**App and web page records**

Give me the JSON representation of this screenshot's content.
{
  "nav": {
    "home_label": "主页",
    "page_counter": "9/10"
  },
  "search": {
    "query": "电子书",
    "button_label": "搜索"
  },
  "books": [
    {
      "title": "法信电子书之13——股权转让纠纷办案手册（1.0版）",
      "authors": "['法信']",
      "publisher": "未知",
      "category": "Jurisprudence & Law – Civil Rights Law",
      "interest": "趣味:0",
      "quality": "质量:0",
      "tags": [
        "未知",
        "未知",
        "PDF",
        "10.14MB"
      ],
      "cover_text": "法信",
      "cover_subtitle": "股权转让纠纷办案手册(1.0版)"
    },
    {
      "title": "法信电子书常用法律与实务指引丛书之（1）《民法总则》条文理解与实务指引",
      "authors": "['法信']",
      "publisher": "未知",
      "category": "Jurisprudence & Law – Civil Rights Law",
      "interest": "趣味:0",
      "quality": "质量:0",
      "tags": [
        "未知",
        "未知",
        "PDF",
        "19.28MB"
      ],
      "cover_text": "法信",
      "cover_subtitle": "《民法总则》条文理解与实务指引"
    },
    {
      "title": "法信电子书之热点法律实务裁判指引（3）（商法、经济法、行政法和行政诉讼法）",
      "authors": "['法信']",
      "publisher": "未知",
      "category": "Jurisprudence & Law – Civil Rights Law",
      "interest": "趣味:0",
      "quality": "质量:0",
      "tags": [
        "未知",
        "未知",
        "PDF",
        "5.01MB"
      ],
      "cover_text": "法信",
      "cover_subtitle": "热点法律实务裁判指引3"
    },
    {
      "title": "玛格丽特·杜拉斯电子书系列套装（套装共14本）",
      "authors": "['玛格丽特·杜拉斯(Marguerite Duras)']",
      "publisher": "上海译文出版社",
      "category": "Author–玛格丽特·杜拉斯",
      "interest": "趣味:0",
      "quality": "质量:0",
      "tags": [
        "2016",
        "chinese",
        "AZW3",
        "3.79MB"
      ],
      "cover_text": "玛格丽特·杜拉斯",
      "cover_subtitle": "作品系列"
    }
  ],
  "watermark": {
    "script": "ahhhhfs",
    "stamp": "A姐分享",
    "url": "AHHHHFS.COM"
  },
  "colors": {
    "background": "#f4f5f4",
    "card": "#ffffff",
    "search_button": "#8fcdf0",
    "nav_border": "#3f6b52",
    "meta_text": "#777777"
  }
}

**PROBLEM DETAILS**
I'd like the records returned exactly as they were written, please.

**SOLUTION**
Give me the JSON representation of this screenshot's content.
{
  "nav": {
    "home_label": "主页",
    "page_counter": "9/10"
  },
  "search": {
    "query": "电子书",
    "button_label": "搜索"
  },
  "books": [
    {
      "title": "法信电子书之13——股权转让纠纷办案手册（1.0版）",
      "authors": "['法信']",
      "publisher": "未知",
      "category": "Jurisprudence & Law – Civil Rights Law",
      "interest": "趣味:0",
      "quality": "质量:0",
      "tags": [
        "未知",
        "未知",
        "PDF",
        "10.14MB"
      ],
      "cover_text": "法信",
      "cover_subtitle": "股权转让纠纷办案手册(1.0版)"
    },
    {
      "title": "法信电子书常用法律与实务指引丛书之（1）《民法总则》条文理解与实务指引",
      "authors": "['法信']",
      "publisher": "未知",
      "category": "Jurisprudence & Law – Civil Rights Law",
      "interest": "趣味:0",
      "quality": "质量:0",
      "tags": [
        "未知",
        "未知",
        "PDF",
        "19.28MB"
      ],
      "cover_text": "法信",
      "cover_subtitle": "《民法总则》条文理解与实务指引"
    },
    {
      "title": "法信电子书之热点法律实务裁判指引（3）（商法、经济法、行政法和行政诉讼法）",
      "authors": "['法信']",
      "publisher": "未知",
      "category": "Jurisprudence & Law – Civil Rights Law",
      "interest": "趣味:0",
      "quality": "质量:0",
      "tags": [
        "未知",
        "未知",
        "PDF",
        "5.01MB"
      ],
      "cover_text": "法信",
      "cover_subtitle": "热点法律实务裁判指引3"
    },
    {
      "title": "玛格丽特·杜拉斯电子书系列套装（套装共14本）",
      "authors": "['玛格丽特·杜拉斯(Marguerite Duras)']",
      "publisher": "上海译文出版社",
      "category": "Author–玛格丽特·杜拉斯",
      "interest": "趣味:0",
      "quality": "质量:0",
      "tags": [
        "2016",
        "chinese",
        "AZW3",
        "3.79MB"
      ],
      "cover_text": "玛格丽特·杜拉斯",
      "cover_subtitle": "作品系列"
    }
  ],
  "watermark": {
    "script": "ahhhhfs",
    "stamp": "A姐分享",
    "url": "AHHHHFS.COM"
  },
  "colors": {
    "background": "#f4f5f4",
    "card": "#ffffff",
    "search_button": "#8fcdf0",
    "nav_border": "#3f6b52",
    "meta_text": "#777777"
  }
}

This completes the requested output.